BOARD of Education acting Chairwoman Janice Tenorio on Friday signed a proclamation designating October as Head Start Awareness Month.

Head Start was launched in 1965 by President Lyndon B. Johnson, interim Education Commissioner Glenn Muna said, adding that its goal is to provide comprehensive health, nutrition and education services to children living in poverty.

For 53 years, Head Start has helped 32 million children and their families in communities throughout the nation, the proclamation stated.

From left, Head Start Director Lathania Santos, Board of Education acting Chairwoman Janice Tenorio, Head Start Policy Council Chairman Jacob Lizama, BOE member Herman T. Guerrero and interim Education Commissioner Glenn Muna.From left, Head Start Director Lathania Santos, Board of Education acting Chairwoman Janice Tenorio, Head Start Policy Council Chairman Jacob Lizama, BOE member Herman T. Guerrero and interim Education Commissioner Glenn Muna.

“As a comprehensive early learning education program, Head Start helps children at risk of being left behind build the abilities they need to be ready for kindergarten and life,” stated the proclamation.

It added, “During a critical period in a child’s life, Head Start sets young people on the path to success. We know that investments in early childhood education boost graduation rates, increase earnings, and reduce violent crime. Three-year to four-year-olds who attend high-quality preschool — including Head Start — are less likely to repeat a grade, less likely to need special education, and more likely to graduate from high school. The head start in life leaves a lasting impact on our students and fuels their curiosity, helping them to grow up with a passion for learning, a fair shot at good-paying jobs, and a more secure future.”

This year also marks the 23rd anniversary of Early Head Start nationally, “created to enhance the impact of Head Start by serving children from six weeks to age three, as well as expectant mothers — ensuring all children receive the best care possible. This expansion has made a real difference for thousands of infants, toddlers, and their families.”

In 1984, the CNMI Department of Education, now known as the CNMI Public School System, was awarded by the U.S. Department of Health and Human Services a grant to operate the Head Start program.

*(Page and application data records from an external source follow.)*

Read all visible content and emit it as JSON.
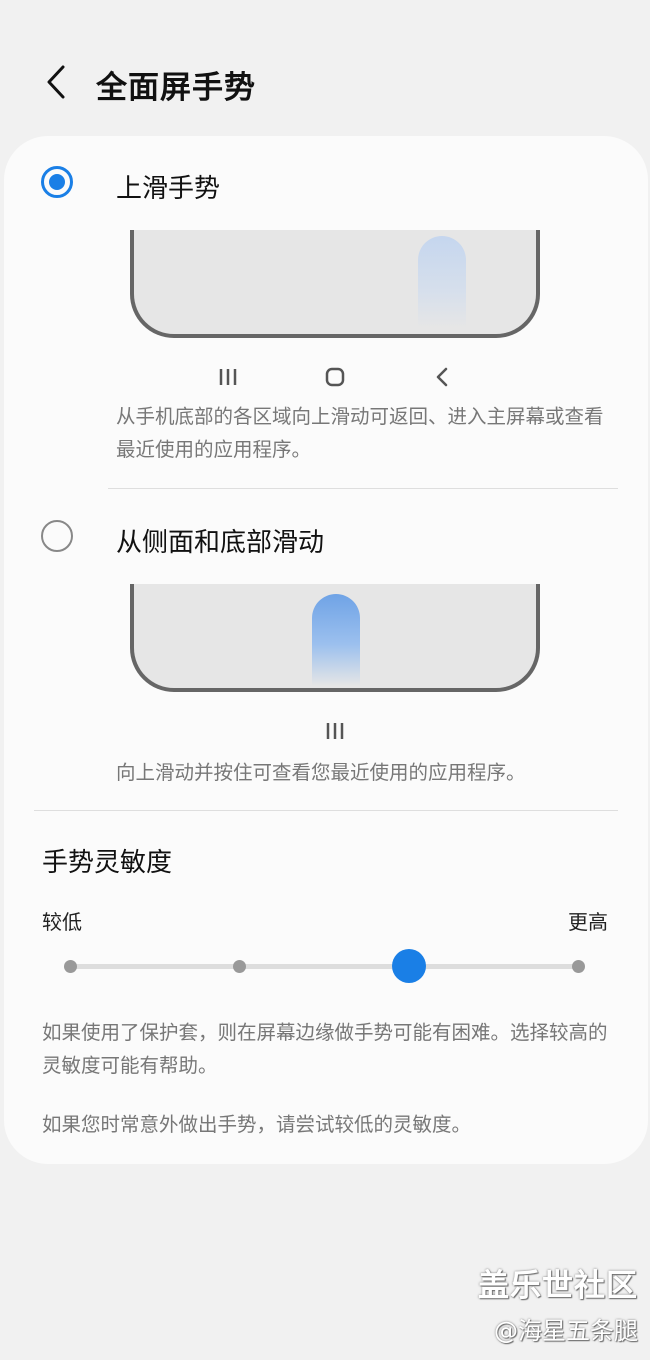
{
  "header": {
    "title": "全面屏手势"
  },
  "options": [
    {
      "label": "上滑手势",
      "selected": true,
      "description": "从手机底部的各区域向上滑动可返回、进入主屏幕或查看最近使用的应用程序。",
      "nav_icons": [
        "recents-icon",
        "home-icon",
        "back-icon"
      ]
    },
    {
      "label": "从侧面和底部滑动",
      "selected": false,
      "description": "向上滑动并按住可查看您最近使用的应用程序。",
      "nav_icons": [
        "recents-icon"
      ]
    }
  ],
  "sensitivity": {
    "title": "手势灵敏度",
    "low_label": "较低",
    "high_label": "更高",
    "steps": 4,
    "value": 3,
    "note1": "如果使用了保护套，则在屏幕边缘做手势可能有困难。选择较高的灵敏度可能有帮助。",
    "note2": "如果您时常意外做出手势，请尝试较低的灵敏度。"
  },
  "colors": {
    "accent": "#1a7fe6",
    "background": "#f1f1f1",
    "card": "#fbfbfb"
  },
  "watermark": {
    "line1": "盖乐世社区",
    "line2": "@海星五条腿"
  }
}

Head Start teachers and staff gather for a photo at the Head Start Center in Chalan Kanoa on Friday.  Photos by Lori Lyn C. LirioHead Start teachers and staff gather for a photo at the Head Start Center in Chalan Kanoa on Friday. Photos by Lori Lyn C. Lirio

Head Start Director Lathania Santos said since then the local program has served more than 17,000 children, “supporting them in every aspect of their development — from early learning and health and nutrition to social and emotional well-being.”

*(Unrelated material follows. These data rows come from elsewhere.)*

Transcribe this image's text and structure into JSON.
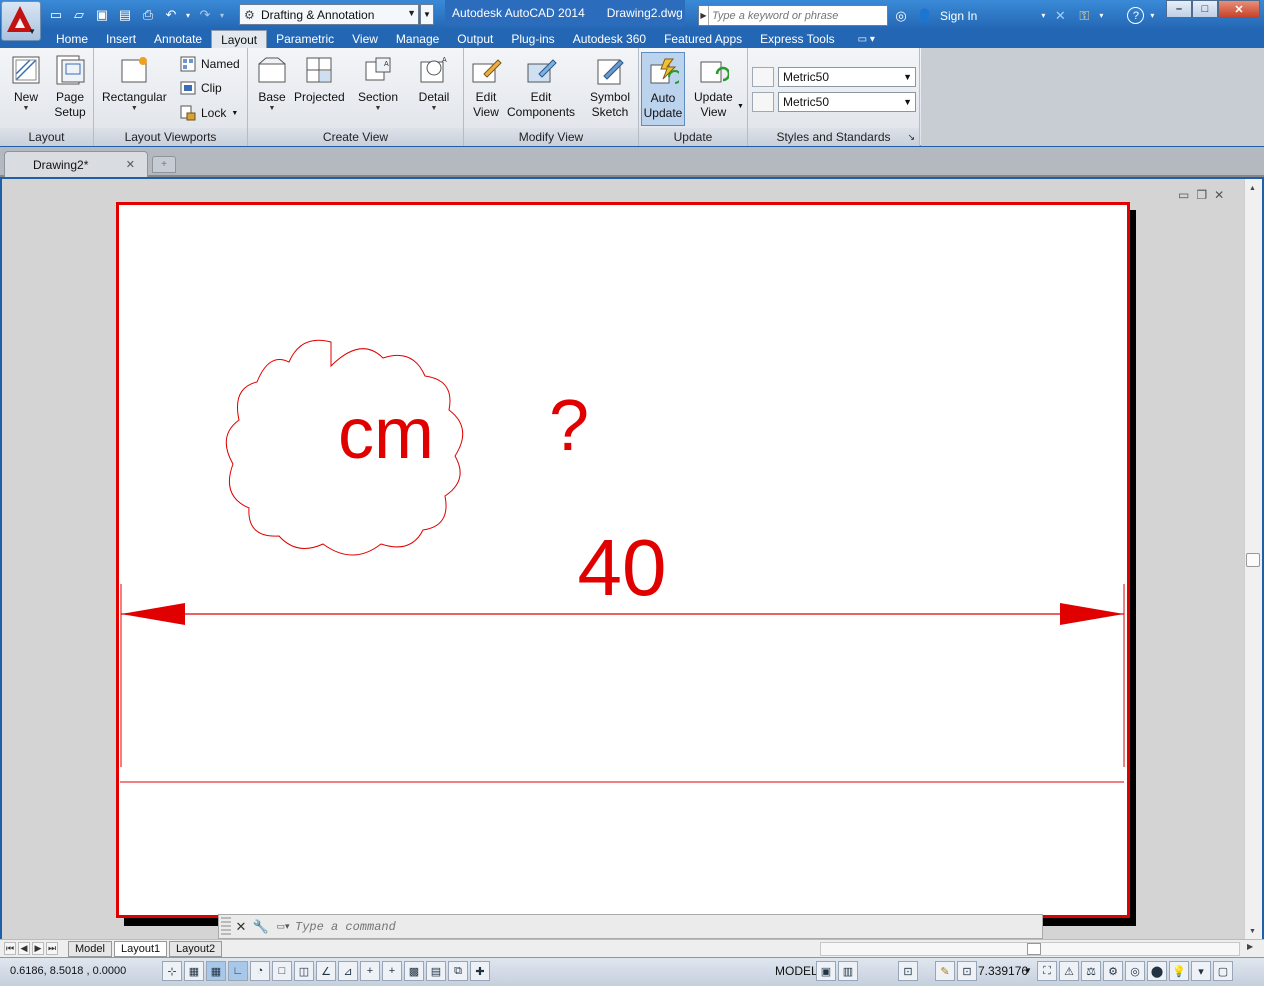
{
  "titlebar": {
    "workspace": "Drafting & Annotation",
    "app_name": "Autodesk AutoCAD 2014",
    "file_name": "Drawing2.dwg",
    "search_placeholder": "Type a keyword or phrase",
    "sign_in": "Sign In"
  },
  "ribbon_tabs": [
    "Home",
    "Insert",
    "Annotate",
    "Layout",
    "Parametric",
    "View",
    "Manage",
    "Output",
    "Plug-ins",
    "Autodesk 360",
    "Featured Apps",
    "Express Tools"
  ],
  "active_tab": "Layout",
  "panels": {
    "layout": {
      "title": "Layout",
      "new": "New",
      "page_setup_1": "Page",
      "page_setup_2": "Setup"
    },
    "viewports": {
      "title": "Layout Viewports",
      "rectangular": "Rectangular",
      "named": "Named",
      "clip": "Clip",
      "lock": "Lock"
    },
    "create_view": {
      "title": "Create View",
      "base": "Base",
      "projected": "Projected",
      "section": "Section",
      "detail": "Detail"
    },
    "modify_view": {
      "title": "Modify View",
      "edit_view_1": "Edit",
      "edit_view_2": "View",
      "edit_comp_1": "Edit",
      "edit_comp_2": "Components"
    },
    "update": {
      "title": "Update",
      "symbol_1": "Symbol",
      "symbol_2": "Sketch",
      "auto_1": "Auto",
      "auto_2": "Update",
      "upd_1": "Update",
      "upd_2": "View"
    },
    "styles": {
      "title": "Styles and Standards",
      "style1": "Metric50",
      "style2": "Metric50"
    }
  },
  "doc_tab": {
    "name": "Drawing2*"
  },
  "drawing": {
    "cloud_text": "cm",
    "question": "?",
    "dimension": "40",
    "color": "#e00000"
  },
  "command": {
    "placeholder": "Type a command"
  },
  "layout_tabs": [
    "Model",
    "Layout1",
    "Layout2"
  ],
  "active_layout": "Layout1",
  "status": {
    "coords": "0.6186, 8.5018 , 0.0000",
    "space": "MODEL",
    "scale": "7.339176"
  }
}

 Santos said PSS was also awarded the Early Head Start Child Care Partnership grant. “Four years later, we continue to be the lone grantee in the outer Pacific that serves children  six weeks to three years old.”

She said the first Head Start Awareness Month proclamation was signed on Oct. 22, 1982 by President Ronald Reagan. “Since then, October has been a month for our community to celebrate the life-changing impact of Head Start,” Santos added.